BRIEF: Only the lines with the string "Between" are needed; return each of them from the entries below.

EXERCISE MATERIAL:

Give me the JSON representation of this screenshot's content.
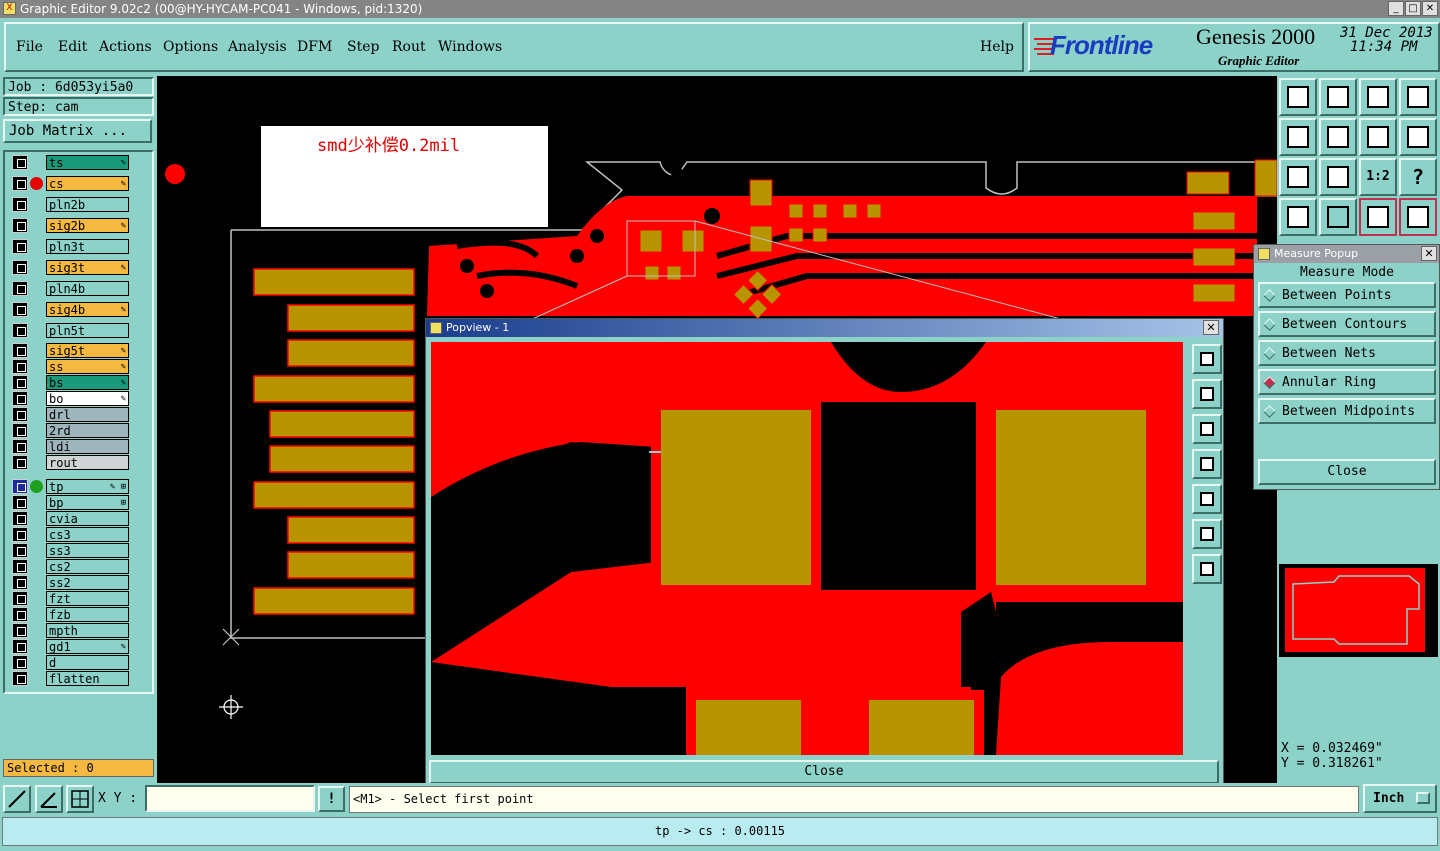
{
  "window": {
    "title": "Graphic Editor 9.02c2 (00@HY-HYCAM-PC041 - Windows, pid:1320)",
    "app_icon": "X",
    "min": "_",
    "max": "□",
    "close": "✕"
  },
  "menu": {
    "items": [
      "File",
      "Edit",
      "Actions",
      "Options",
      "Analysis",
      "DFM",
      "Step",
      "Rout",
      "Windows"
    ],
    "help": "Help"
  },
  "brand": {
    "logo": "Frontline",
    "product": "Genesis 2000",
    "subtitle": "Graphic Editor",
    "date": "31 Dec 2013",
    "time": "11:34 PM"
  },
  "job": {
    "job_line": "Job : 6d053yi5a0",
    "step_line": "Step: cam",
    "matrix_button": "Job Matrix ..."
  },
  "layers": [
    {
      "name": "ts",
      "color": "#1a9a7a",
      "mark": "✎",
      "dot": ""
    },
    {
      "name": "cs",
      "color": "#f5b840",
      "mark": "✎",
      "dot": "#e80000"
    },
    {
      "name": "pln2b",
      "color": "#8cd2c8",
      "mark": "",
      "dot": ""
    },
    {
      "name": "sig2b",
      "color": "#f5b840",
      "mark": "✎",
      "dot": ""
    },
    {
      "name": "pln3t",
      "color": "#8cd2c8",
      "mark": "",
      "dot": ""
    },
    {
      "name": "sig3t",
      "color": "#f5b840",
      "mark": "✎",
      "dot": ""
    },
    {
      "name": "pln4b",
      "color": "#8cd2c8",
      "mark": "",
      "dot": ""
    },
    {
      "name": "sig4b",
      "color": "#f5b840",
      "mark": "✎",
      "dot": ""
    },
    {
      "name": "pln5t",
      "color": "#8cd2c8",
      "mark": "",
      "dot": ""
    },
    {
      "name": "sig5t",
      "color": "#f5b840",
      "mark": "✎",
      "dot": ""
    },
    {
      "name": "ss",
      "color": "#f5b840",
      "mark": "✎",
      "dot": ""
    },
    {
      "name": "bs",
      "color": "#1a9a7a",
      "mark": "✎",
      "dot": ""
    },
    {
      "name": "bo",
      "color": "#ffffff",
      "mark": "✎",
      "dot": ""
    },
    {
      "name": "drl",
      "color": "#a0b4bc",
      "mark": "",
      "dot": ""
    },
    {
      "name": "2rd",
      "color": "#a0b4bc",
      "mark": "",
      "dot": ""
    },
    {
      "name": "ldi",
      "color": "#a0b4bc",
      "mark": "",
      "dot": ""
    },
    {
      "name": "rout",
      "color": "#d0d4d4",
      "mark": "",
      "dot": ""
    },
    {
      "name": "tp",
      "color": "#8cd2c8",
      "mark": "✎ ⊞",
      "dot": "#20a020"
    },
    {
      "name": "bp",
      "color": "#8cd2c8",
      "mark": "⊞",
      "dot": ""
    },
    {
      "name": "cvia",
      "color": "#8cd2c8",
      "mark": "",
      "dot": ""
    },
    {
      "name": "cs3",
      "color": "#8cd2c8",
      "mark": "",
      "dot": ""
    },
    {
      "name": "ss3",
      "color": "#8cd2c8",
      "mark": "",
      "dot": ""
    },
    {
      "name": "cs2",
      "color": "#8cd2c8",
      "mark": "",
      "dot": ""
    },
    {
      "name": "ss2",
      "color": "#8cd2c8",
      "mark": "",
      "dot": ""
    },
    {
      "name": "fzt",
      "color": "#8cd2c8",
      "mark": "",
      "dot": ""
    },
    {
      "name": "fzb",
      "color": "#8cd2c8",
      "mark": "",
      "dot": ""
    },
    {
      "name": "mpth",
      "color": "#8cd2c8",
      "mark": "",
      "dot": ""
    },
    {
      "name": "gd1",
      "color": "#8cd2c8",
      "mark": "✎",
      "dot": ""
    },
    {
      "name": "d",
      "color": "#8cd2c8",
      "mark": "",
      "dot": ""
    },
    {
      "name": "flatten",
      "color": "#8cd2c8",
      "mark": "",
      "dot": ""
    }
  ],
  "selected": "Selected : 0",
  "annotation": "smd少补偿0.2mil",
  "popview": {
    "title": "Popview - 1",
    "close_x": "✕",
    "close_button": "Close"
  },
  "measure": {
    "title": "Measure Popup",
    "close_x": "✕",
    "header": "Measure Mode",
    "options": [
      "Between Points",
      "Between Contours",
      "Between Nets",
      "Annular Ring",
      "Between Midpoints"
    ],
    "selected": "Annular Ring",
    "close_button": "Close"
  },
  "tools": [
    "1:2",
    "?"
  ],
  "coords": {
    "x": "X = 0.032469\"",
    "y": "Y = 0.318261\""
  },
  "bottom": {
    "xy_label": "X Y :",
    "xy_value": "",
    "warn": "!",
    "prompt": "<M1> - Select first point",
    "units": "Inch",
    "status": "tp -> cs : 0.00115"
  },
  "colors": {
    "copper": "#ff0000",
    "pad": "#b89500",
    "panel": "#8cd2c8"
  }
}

EXERCISE RESPONSE:
      "Between Points",
      "Between Contours",
      "Between Nets",
      "Between Midpoints"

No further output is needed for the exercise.